[Opening PROVIDED RECORDS section]

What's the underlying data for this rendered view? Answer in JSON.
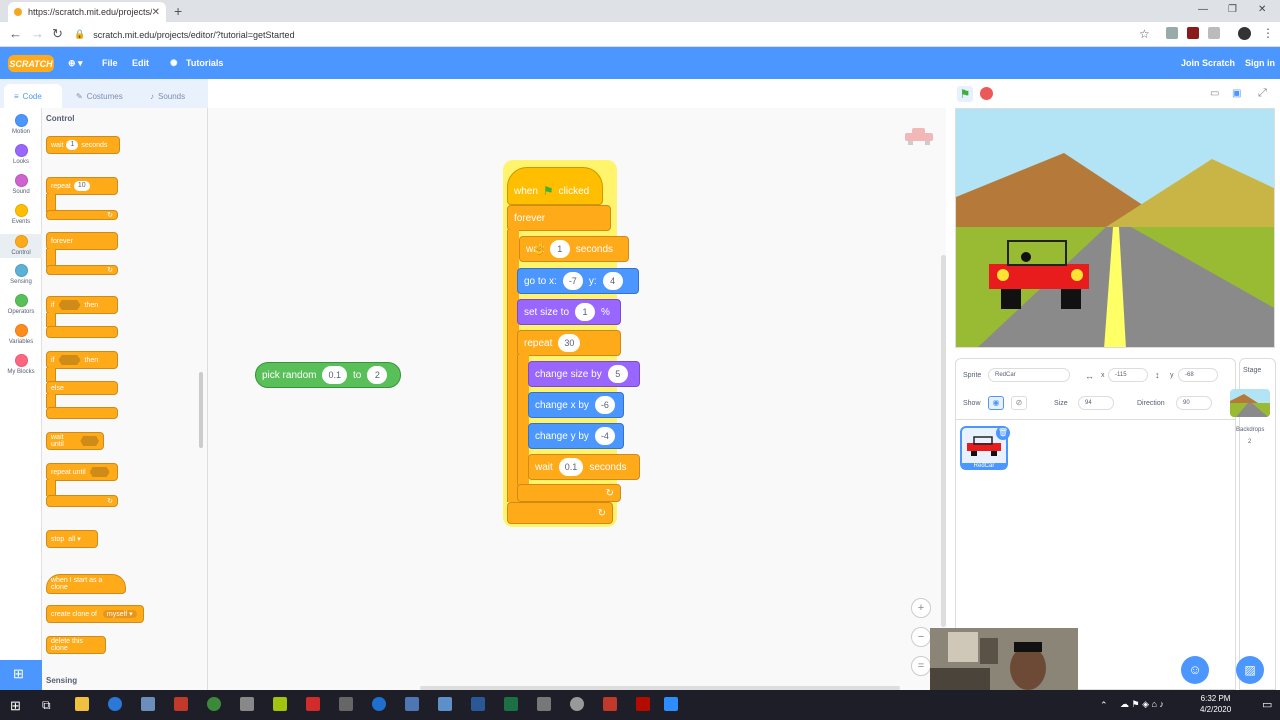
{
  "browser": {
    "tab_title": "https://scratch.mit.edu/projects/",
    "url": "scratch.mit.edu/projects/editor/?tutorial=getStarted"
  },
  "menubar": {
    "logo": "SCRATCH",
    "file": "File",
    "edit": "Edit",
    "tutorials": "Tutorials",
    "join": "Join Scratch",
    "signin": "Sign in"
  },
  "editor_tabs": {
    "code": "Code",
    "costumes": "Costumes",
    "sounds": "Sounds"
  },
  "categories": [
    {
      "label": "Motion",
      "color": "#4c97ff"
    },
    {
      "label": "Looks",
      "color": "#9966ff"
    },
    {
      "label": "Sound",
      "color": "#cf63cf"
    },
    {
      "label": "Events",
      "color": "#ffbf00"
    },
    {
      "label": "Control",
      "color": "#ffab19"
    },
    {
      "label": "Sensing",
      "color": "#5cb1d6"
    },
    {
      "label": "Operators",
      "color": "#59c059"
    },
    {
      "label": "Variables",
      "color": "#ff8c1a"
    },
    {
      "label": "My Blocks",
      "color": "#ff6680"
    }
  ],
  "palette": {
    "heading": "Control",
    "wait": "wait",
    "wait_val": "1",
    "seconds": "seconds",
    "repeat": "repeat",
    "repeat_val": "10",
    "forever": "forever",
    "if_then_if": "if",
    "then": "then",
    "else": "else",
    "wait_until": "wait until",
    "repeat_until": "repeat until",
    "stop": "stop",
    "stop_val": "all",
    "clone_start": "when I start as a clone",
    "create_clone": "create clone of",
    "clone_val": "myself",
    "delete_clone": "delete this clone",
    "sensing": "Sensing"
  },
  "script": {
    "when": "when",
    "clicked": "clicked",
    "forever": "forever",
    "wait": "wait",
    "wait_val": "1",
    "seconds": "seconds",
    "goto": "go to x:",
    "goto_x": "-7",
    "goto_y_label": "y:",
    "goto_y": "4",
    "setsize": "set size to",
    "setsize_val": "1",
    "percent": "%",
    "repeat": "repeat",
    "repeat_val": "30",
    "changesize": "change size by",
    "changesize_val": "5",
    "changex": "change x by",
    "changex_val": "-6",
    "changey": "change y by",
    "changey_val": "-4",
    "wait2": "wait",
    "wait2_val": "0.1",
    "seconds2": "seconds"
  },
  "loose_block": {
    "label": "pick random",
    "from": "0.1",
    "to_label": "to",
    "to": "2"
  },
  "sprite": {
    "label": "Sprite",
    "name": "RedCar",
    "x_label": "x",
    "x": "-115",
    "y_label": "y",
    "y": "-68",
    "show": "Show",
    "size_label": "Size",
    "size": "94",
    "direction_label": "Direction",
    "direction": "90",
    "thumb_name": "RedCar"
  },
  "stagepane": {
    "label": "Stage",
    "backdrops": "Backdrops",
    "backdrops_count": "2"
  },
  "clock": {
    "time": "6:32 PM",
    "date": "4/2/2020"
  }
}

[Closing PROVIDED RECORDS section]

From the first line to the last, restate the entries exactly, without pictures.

- [SOLUTION TO THIS PROBLEM]
What's the underlying data for this rendered view? Answer in JSON.
{
  "browser": {
    "tab_title": "https://scratch.mit.edu/projects/",
    "url": "scratch.mit.edu/projects/editor/?tutorial=getStarted"
  },
  "menubar": {
    "logo": "SCRATCH",
    "file": "File",
    "edit": "Edit",
    "tutorials": "Tutorials",
    "join": "Join Scratch",
    "signin": "Sign in"
  },
  "editor_tabs": {
    "code": "Code",
    "costumes": "Costumes",
    "sounds": "Sounds"
  },
  "categories": [
    {
      "label": "Motion",
      "color": "#4c97ff"
    },
    {
      "label": "Looks",
      "color": "#9966ff"
    },
    {
      "label": "Sound",
      "color": "#cf63cf"
    },
    {
      "label": "Events",
      "color": "#ffbf00"
    },
    {
      "label": "Control",
      "color": "#ffab19"
    },
    {
      "label": "Sensing",
      "color": "#5cb1d6"
    },
    {
      "label": "Operators",
      "color": "#59c059"
    },
    {
      "label": "Variables",
      "color": "#ff8c1a"
    },
    {
      "label": "My Blocks",
      "color": "#ff6680"
    }
  ],
  "palette": {
    "heading": "Control",
    "wait": "wait",
    "wait_val": "1",
    "seconds": "seconds",
    "repeat": "repeat",
    "repeat_val": "10",
    "forever": "forever",
    "if_then_if": "if",
    "then": "then",
    "else": "else",
    "wait_until": "wait until",
    "repeat_until": "repeat until",
    "stop": "stop",
    "stop_val": "all",
    "clone_start": "when I start as a clone",
    "create_clone": "create clone of",
    "clone_val": "myself",
    "delete_clone": "delete this clone",
    "sensing": "Sensing"
  },
  "script": {
    "when": "when",
    "clicked": "clicked",
    "forever": "forever",
    "wait": "wait",
    "wait_val": "1",
    "seconds": "seconds",
    "goto": "go to x:",
    "goto_x": "-7",
    "goto_y_label": "y:",
    "goto_y": "4",
    "setsize": "set size to",
    "setsize_val": "1",
    "percent": "%",
    "repeat": "repeat",
    "repeat_val": "30",
    "changesize": "change size by",
    "changesize_val": "5",
    "changex": "change x by",
    "changex_val": "-6",
    "changey": "change y by",
    "changey_val": "-4",
    "wait2": "wait",
    "wait2_val": "0.1",
    "seconds2": "seconds"
  },
  "loose_block": {
    "label": "pick random",
    "from": "0.1",
    "to_label": "to",
    "to": "2"
  },
  "sprite": {
    "label": "Sprite",
    "name": "RedCar",
    "x_label": "x",
    "x": "-115",
    "y_label": "y",
    "y": "-68",
    "show": "Show",
    "size_label": "Size",
    "size": "94",
    "direction_label": "Direction",
    "direction": "90",
    "thumb_name": "RedCar"
  },
  "stagepane": {
    "label": "Stage",
    "backdrops": "Backdrops",
    "backdrops_count": "2"
  },
  "clock": {
    "time": "6:32 PM",
    "date": "4/2/2020"
  }
}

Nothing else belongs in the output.